As the other answers said, UML is not a methodology, but a support for steps in a methodology. I found this classification useful to see how and where diagrams can fit in: Since behavior also describes software from the user's perspective, those diagrams can also be used to model the external view of software (although I don't think I've ever seen someone ...


0

I totally agree with others here - UML is not a process. You need process and notation, and UML is a tool for the second. Gathering requirements can be as agile and iterative as building the code. The Use Case diagrams are a very high level summary. Behind each ellipse there are a number of scenarios. If you know the overall goal, you probably can ...


0

What is this approach? Taking use-cases as basis to identify classes, as you describe, is typical of the Entity-Control-Boundary approach. It's not UML but rooted in the use-case driven software development methodologies such as: Objectory: promoted by Ivar Jacobson, the inventor of use-cases. Rational Unified Process: Rational hired Jacobson and the ...


1

If you're doing "object oriented analysis and design", then it makes sense to do the analysis before the design. That would suggest developing use cases first, and sketching them out, before attempting to identify classes. Use cases really only need the actors and the primary systems in your design. After that, and knowing what the system is ...


6

Bart van Ingen Schenau's answer is right in that UML is just a language and not a methodology. However, there are some methodologies that are built around tools (including UML), such as the Rational Unified Process. Different UML diagrams are used throughout the different phases of RUP. It's not really possible to specifically say how you can fit graphical ...


10

UML is just a language to draw pretty pictures with some chance that others understand what the shapes mean without an extensive explanation from you. UML does not tell you which diagrams to use in your analysis and design of a system, nor in which order diagrams should, or even can, be used. Which diagrams to use depends mostly on the information you want ...

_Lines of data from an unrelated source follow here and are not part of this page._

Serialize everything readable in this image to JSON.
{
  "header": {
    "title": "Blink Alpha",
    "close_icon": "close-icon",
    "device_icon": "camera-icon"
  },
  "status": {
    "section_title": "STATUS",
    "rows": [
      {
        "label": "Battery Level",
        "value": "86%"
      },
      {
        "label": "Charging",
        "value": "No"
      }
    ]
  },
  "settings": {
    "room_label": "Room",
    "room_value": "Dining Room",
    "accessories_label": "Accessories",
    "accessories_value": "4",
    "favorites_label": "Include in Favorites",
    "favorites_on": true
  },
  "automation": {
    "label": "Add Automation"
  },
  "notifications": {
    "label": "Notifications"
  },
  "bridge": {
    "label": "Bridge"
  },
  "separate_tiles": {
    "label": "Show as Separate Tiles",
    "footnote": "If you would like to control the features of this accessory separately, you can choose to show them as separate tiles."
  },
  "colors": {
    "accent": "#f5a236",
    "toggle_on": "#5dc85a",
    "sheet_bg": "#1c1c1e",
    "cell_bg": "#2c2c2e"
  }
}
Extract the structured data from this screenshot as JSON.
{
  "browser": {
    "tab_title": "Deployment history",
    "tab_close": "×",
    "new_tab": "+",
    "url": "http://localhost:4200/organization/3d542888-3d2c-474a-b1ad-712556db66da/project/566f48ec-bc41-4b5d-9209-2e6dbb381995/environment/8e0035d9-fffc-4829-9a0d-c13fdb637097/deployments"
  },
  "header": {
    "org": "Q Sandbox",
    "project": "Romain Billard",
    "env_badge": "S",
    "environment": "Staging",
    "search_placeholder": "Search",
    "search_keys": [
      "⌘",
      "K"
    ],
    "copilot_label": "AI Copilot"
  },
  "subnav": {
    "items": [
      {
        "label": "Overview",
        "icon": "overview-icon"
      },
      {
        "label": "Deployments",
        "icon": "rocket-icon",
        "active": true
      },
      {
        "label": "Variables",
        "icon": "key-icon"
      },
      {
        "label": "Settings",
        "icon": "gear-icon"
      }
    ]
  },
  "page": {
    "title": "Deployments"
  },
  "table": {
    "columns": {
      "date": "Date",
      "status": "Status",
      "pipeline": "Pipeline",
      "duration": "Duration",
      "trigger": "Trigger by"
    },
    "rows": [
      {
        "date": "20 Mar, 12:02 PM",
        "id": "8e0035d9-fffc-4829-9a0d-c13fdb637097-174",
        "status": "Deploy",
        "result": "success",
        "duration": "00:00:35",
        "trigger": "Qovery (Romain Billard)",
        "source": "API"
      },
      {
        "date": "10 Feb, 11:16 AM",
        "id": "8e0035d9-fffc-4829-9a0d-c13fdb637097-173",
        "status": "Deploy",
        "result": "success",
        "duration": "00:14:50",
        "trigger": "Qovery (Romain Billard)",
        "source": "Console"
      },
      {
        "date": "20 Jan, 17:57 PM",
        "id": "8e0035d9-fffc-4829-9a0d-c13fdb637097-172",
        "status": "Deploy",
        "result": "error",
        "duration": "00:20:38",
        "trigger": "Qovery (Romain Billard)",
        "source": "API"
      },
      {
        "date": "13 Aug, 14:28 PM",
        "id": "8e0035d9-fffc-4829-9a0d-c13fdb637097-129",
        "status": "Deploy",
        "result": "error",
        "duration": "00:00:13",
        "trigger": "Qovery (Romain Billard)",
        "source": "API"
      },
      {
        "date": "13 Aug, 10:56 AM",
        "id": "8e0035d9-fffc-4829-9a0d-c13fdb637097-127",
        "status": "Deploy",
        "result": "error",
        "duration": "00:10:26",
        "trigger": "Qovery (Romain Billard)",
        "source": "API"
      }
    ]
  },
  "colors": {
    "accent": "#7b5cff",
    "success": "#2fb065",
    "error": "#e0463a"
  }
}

0

Consider Simon Brown's C4 model. In summary (from Wikipedia), Context diagrams (level 1): they show the system in scope and its relationship with users and other systems; Container diagrams (level 2): they decompose a system into interrelated containers. A container represents an application or a data store; Component diagrams (level 3): they ...


2

First of all, your diagram does not correspond to the narrative: In your diagram, Person inherits from Person2. So Person2 would be an anonymous person without any name. Not very useful. To letPerson2 inherit from Person (in UML-speak we say that Person2 is a specialization of Person), you must have the triangle arrow head on the side of Person. Note that ...


Top 50 recent answers are included